U.S. Department of Transportation. National Highway Traffic Safety Administration, Office of Defects Investigation. Petition Analysis, by Bob Young. DP99-004, Washington, DC: NHTSA, April 6, 2000.
U.S. Department of Transportation. National Highway Traffic Safety Administration, Office of Defects Investigation. Petition Analysis, by John Ridgley. DP02-005, Washington, DC: NHTSA, June 24, 2002.
U.S. Department of Transportation. National Highway Traffic Safety Administration, Office of Defects Investigation. “Preliminary Evaluation, PE02-035,” by Bob Young. Washington, DC: NHTSA, October 22, 2002.End Supplemental Information

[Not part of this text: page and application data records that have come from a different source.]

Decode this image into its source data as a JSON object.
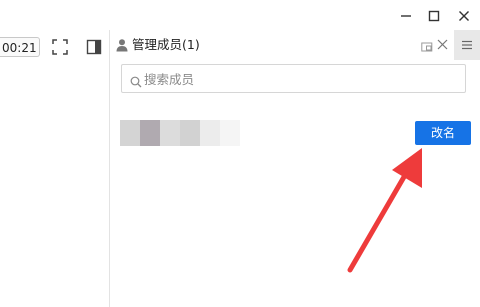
{
  "window": {
    "minimize_icon": "minimize-icon",
    "maximize_icon": "maximize-icon",
    "close_icon": "close-icon"
  },
  "toolbar": {
    "timer": "00:21",
    "fullscreen_icon": "fullscreen-icon",
    "panel_toggle_icon": "panel-toggle-icon"
  },
  "panel": {
    "title": "管理成员(1)",
    "user_icon": "user-icon",
    "popout_icon": "popout-icon",
    "close_icon": "close-icon",
    "menu_icon": "hamburger-menu-icon"
  },
  "search": {
    "placeholder": "搜索成员",
    "value": ""
  },
  "members": [
    {
      "name_obscured": true,
      "action_label": "改名"
    }
  ],
  "colors": {
    "accent": "#1673e6",
    "annotation_arrow": "#ee3b3b",
    "menu_button_bg": "#e8e8e8"
  }
}
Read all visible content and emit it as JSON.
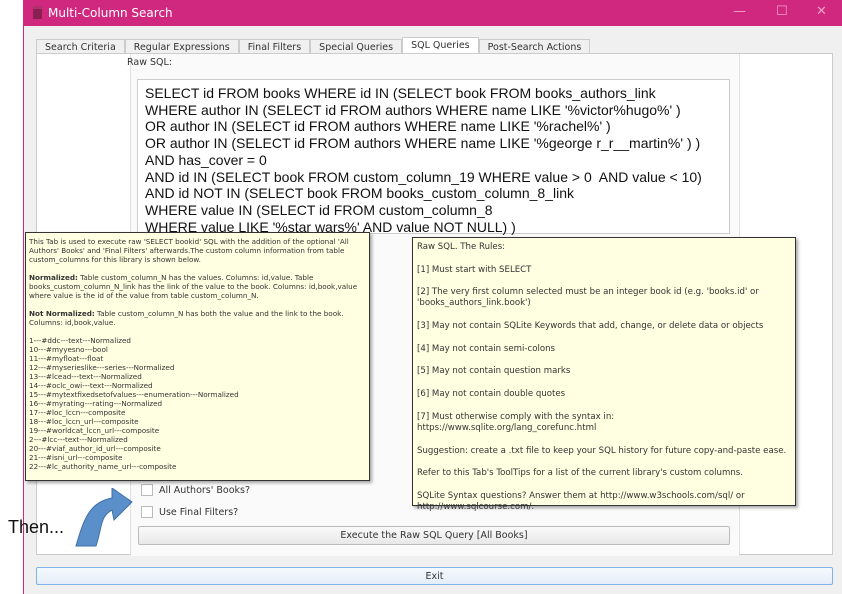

1. In the first complaint (ODI #760680), he alleges “Engine revs to extremely high rpm (-5000) with no throttle input from driver.” In the second complaint (ODI #10017631), he simply reports “The vehicle experienced sudden acceleration.”Back to Citation
2. John Pollard and E. Donald Sussman, An Examination of Sudden Acceleration (Cambridge, MA.: NHTSA, 1989, DOT-HS-807-367), v.Back to Citation
3. The sudden acceleration report rate for 1978 through 1987 Audi 5000's was 586/100,000.Back to Citation
4. Transport Canada issued a report entitled “Investigation of Sudden Acceleration Incidents” in December 1988, concluding driver error caused the phenomenon. The Japanese Ministry of Transport released a report, “An Investigation on Sudden Starting and/or Acceleration of Vehicles with Automatic Transmissions,” in April 1989, which concluded that there was no common mechanical cause for sudden acceleration.Back to Citation
5. In some instances, the testing was performed by NHTSA's Vehicle Research and Test Center (VRTC).Back to Citation
6. The curriculum vitae of all the panelists is included in Appendix A to the Report. The panel was highly credentialed, including Dr. John B. Haywood, professor of Mechanical Engineering at M.I.T. and Director of its Sloan Automotive Laboratory, and Dr. Phillip B. Sampson, Hunt Professor of Psychology, Tufts University.Back to Citation
7. Pollard and Sussman, 49.Back to Citation
[FR Doc. 03-23959 Filed 9-18-03; 12:01 pm]
BILLING CODE 4910-59-P